» Records for the exercise:

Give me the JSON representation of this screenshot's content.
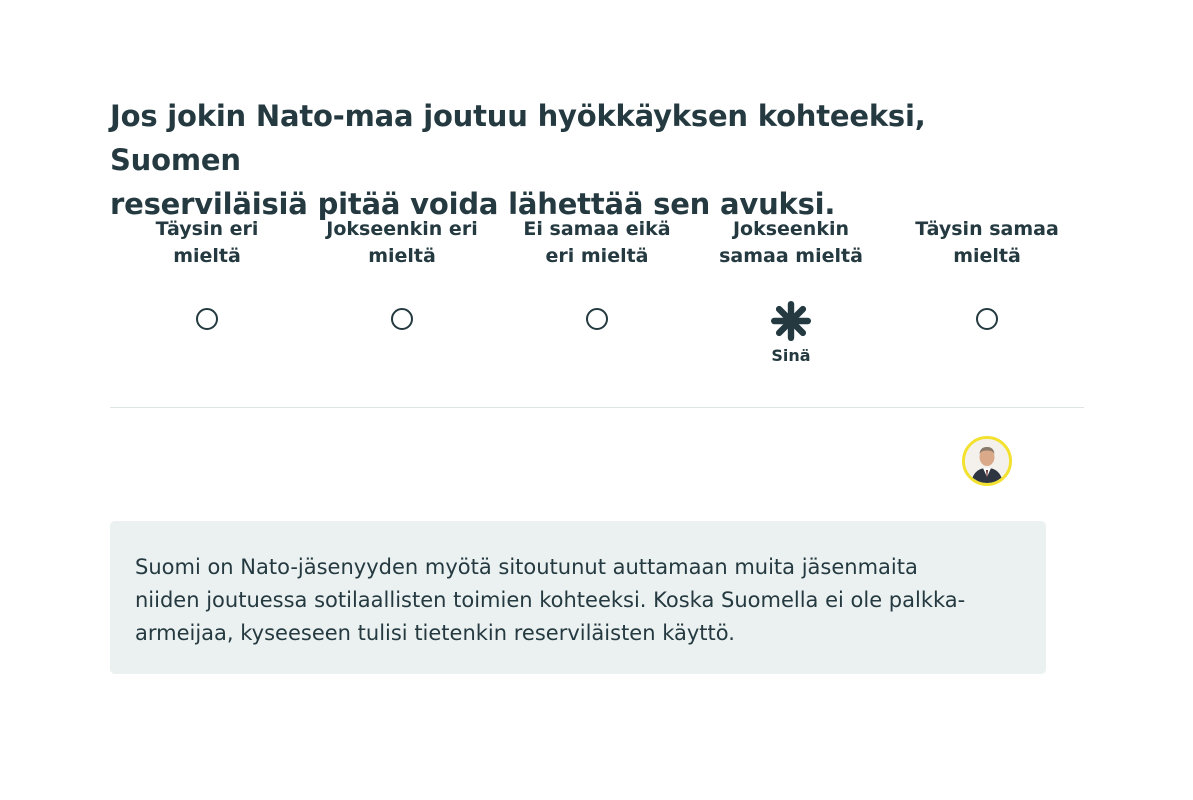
{
  "question": {
    "line1": "Jos jokin Nato-maa joutuu hyökkäyksen kohteeksi, Suomen",
    "line2": "reserviläisiä pitää voida lähettää sen avuksi."
  },
  "scale": {
    "options": [
      {
        "line1": "Täysin eri",
        "line2": "mieltä",
        "selected": false
      },
      {
        "line1": "Jokseenkin eri",
        "line2": "mieltä",
        "selected": false
      },
      {
        "line1": "Ei samaa eikä",
        "line2": "eri mieltä",
        "selected": false
      },
      {
        "line1": "Jokseenkin",
        "line2": "samaa mieltä",
        "selected": true
      },
      {
        "line1": "Täysin samaa",
        "line2": "mieltä",
        "selected": false
      }
    ],
    "you_label": "Sinä"
  },
  "colors": {
    "text": "#243a40",
    "avatar_ring": "#f2e12e",
    "info_bg": "#ebf0f0",
    "divider": "#dfe4e4"
  },
  "answer": {
    "line1": "Suomi on Nato-jäsenyyden myötä sitoutunut auttamaan muita jäsenmaita",
    "line2": "niiden joutuessa sotilaallisten toimien kohteeksi. Koska Suomella ei ole palkka-",
    "line3": "armeijaa, kyseeseen tulisi tietenkin reserviläisten käyttö."
  }
}
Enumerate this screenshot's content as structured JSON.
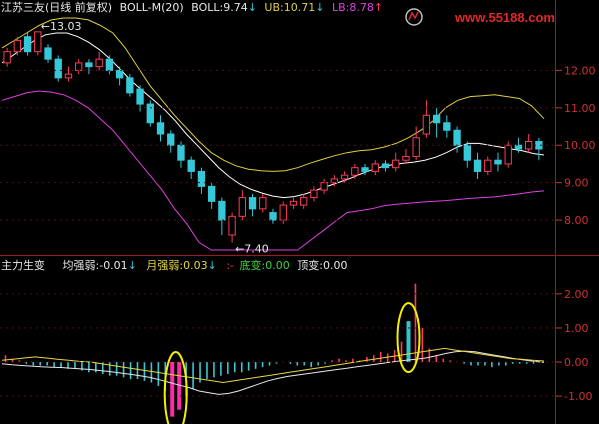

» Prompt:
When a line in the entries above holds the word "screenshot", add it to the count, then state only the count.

» Reply:
2